Organizational standards and the Definition of Done

Last post 04:05 am March 17, 2022
by Ian Mitchell
3 replies
01:47 pm March 16, 2022

Consider the following excerpt from the 2020 Scrum Guide;

If the Definition of Done for an increment is part of the standards of the organization, all Scrum Teams must follow it as a minimum. If it is not an organizational standard, the Scrum Team must create a Definition of Done appropriate for the product.

I might be reading too hard into it, but I'm trying to correctly interpret this statement. At first, I understood from it that organizational standards must be part of the Definition of Done. However, that interpretation makes the Scrum Guide's phrasing seem weird. I figure the wording would instead be (changes in bold):

If there are organizational standards, all Scrum Teams must include them as a minimum in their Definition of Done. If there are no organizational standards, the Scrum Team must create a Definition of Done appropriate for the product.

Revisting the statement, I could also interpret it as saying that if having a Definition of Done is part of the standards, each team must have one. If not, then each team must create one anyway.  But that makes the statement kind of verbose because it could just say something like

The Scrum Team must create a Definition of Done appropriate for the Product.

So is any of the interpretations here correct? If not, what's a better interpretation? 


06:10 pm March 16, 2022

Your interpretation is exactly what mine is:

If there are organizational standards, those become the minimum Definition of Done. Scrum Teams may enhance this minimum standard as they see appropriate. If there aren't organizational standards, the Scrum Team creates the Definition of Done.

The other case is in a multi-team (scaled) Scrum environment.

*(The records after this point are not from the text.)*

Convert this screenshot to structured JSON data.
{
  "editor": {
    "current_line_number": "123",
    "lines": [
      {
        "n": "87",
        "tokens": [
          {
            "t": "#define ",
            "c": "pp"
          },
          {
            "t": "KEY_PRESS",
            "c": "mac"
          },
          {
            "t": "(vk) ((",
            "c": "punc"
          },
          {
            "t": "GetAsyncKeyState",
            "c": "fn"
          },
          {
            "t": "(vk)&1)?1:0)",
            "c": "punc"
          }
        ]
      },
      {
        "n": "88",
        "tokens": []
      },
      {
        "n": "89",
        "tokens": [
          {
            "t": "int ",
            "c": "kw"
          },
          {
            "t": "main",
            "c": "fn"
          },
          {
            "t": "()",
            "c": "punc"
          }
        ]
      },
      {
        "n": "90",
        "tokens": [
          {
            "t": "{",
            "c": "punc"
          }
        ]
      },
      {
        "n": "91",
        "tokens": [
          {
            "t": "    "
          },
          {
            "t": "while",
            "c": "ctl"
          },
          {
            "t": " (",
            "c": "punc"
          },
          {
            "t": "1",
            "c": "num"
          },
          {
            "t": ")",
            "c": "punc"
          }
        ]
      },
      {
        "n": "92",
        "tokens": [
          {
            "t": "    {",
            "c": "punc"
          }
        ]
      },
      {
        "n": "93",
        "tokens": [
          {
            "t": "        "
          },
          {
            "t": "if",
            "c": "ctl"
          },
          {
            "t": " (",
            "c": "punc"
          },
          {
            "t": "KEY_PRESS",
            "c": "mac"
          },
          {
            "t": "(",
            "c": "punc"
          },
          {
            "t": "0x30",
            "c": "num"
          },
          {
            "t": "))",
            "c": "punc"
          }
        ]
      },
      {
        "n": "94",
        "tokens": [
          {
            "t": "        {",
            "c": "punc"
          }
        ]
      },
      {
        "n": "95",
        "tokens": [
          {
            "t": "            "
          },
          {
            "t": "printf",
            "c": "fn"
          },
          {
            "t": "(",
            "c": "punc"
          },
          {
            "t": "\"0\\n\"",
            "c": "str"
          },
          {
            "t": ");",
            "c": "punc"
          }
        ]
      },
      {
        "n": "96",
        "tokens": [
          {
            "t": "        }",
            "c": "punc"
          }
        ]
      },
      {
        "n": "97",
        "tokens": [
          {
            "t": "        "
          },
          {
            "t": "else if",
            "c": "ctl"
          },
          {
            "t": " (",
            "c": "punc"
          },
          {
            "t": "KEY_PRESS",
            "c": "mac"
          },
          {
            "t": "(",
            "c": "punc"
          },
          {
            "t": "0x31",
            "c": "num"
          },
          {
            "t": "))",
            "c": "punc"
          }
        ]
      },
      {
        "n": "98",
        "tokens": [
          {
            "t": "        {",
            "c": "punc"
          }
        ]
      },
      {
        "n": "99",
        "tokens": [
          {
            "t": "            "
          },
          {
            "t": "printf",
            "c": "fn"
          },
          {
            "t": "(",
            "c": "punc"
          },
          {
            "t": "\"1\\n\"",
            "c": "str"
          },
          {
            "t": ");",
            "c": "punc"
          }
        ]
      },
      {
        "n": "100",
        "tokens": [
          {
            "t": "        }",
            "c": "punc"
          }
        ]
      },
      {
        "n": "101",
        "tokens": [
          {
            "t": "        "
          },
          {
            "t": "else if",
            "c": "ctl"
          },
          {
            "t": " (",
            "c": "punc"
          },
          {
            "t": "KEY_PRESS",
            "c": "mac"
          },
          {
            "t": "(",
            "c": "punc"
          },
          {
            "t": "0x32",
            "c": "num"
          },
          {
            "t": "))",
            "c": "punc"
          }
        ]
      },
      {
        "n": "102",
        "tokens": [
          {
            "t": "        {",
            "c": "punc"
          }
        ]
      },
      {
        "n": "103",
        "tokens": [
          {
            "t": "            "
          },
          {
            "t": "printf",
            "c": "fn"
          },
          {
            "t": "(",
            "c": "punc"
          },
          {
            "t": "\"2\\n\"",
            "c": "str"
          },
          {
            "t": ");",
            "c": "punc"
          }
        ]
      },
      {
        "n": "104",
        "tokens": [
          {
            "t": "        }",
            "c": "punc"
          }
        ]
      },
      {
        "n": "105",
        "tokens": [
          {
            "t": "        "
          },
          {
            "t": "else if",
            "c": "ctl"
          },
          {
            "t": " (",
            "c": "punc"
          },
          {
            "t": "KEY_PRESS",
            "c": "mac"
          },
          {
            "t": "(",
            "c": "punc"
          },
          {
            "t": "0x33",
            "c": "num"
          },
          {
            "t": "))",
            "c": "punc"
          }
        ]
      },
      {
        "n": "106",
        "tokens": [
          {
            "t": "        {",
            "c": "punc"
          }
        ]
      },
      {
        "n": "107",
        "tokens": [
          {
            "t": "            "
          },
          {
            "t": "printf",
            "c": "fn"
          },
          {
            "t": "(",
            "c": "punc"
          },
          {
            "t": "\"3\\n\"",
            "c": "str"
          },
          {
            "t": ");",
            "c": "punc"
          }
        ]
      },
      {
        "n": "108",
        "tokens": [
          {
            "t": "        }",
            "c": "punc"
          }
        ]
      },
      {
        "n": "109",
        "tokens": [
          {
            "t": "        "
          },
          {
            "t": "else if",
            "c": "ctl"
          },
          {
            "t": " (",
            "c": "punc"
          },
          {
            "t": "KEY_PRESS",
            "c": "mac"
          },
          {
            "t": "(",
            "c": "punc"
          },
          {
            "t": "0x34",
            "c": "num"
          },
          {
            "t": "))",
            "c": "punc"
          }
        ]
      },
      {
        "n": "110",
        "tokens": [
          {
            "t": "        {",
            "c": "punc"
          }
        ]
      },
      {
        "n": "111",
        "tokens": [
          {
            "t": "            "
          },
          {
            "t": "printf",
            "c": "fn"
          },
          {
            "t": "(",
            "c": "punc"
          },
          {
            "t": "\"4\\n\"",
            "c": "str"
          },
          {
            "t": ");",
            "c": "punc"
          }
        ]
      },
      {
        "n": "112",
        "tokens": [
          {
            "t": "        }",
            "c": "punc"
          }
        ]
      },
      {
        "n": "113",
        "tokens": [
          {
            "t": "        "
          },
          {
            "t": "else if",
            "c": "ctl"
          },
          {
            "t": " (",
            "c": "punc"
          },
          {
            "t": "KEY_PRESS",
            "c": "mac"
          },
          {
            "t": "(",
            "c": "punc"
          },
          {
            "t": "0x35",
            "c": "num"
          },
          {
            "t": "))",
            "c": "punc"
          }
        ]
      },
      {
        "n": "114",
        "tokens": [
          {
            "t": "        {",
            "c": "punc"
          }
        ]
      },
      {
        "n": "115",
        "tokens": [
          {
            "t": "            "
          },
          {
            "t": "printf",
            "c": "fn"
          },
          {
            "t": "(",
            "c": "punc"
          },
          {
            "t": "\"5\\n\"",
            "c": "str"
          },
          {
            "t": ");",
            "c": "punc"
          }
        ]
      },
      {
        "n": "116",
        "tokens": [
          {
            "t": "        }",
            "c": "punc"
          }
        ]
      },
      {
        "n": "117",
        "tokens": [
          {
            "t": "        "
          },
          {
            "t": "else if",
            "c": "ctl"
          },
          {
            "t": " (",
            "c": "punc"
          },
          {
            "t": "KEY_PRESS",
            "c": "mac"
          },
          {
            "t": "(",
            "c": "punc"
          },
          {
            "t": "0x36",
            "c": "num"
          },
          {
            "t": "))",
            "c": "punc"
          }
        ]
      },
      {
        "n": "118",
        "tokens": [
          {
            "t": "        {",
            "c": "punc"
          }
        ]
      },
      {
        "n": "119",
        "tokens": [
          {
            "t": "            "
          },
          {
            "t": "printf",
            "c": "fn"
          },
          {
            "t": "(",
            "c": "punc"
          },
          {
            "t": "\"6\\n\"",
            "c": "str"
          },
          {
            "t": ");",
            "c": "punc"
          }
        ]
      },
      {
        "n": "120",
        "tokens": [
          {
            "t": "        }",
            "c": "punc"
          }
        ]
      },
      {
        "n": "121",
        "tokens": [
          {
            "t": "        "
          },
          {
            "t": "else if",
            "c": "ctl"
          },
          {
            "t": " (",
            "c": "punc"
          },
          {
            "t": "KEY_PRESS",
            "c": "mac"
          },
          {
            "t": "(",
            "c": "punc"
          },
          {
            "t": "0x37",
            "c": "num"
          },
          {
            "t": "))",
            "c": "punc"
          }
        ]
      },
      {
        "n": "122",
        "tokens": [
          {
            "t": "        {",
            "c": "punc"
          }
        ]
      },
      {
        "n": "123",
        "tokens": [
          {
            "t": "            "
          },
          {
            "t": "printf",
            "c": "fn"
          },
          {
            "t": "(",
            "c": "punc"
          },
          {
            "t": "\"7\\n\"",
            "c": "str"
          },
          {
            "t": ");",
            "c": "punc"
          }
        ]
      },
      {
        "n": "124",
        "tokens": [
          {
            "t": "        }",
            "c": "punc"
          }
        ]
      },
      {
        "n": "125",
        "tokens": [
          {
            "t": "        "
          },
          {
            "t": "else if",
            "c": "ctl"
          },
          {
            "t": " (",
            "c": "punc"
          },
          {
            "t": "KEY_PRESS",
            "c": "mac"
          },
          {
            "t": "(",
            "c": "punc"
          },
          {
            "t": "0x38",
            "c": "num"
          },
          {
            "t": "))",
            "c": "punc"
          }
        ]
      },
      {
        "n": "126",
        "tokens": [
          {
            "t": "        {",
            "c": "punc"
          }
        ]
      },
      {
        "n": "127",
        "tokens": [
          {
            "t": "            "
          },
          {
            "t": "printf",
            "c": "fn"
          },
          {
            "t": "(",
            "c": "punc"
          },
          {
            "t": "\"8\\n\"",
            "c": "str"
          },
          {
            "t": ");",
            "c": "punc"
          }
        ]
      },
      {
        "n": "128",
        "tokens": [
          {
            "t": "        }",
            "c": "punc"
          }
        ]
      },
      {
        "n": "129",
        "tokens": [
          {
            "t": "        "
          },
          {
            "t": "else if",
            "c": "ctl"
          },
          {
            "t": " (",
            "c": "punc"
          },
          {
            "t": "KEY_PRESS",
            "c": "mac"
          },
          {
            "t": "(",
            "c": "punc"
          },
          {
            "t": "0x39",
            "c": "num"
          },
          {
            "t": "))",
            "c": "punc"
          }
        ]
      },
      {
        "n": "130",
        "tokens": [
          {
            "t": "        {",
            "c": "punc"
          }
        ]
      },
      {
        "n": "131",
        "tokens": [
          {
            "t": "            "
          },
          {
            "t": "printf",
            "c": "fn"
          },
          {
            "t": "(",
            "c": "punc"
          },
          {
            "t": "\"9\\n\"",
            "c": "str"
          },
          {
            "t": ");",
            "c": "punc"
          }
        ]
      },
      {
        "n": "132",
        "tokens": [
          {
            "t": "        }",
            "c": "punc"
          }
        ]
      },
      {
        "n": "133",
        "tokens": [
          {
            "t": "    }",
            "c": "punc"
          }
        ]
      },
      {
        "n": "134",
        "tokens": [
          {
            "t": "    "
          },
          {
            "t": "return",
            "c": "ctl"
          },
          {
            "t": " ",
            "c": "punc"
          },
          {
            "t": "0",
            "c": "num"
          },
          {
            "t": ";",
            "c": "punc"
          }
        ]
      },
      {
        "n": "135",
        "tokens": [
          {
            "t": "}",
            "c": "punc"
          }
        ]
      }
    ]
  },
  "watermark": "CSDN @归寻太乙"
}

The Scrum Teams need to have a baseline, shared Definition of Done, but individual teams may enhance the Definition of Done on their own.

09:19 pm March 16, 2022

I interpret it similarly to you but not exactly.  

The way I interpret it is that if the organization has created a Definition of Done, all teams must follow it.  If one is not created for the organization, each Scrum Team must create their own Definition of Done. However this is not mutually exclusive.  There can be an organizational Definition of Done and also team level Definitions of Done. 

My guidance has always been that if there is an organizational Definition of Done, teams can also have their own to be more restrictive or to have something specific to their product that might not be needed for all products.  I do advocate that a Team level Definition of Done can not be less restrictive than the Organization Definition of Done or allow not adhering to any condition of the Organizational Definition of Done. 

To be clear, this is my opinion and not something that is elaborated in the Scrum Guide. 

04:05 am March 17, 2022

Most Scrum Teams are not garage start-ups: there is usually an established company with a duty of care to stakeholders and a brand and reputation to be protected. The parent organization should therefore be the first port of call for a Definition of Done so quality can be assured and further improved.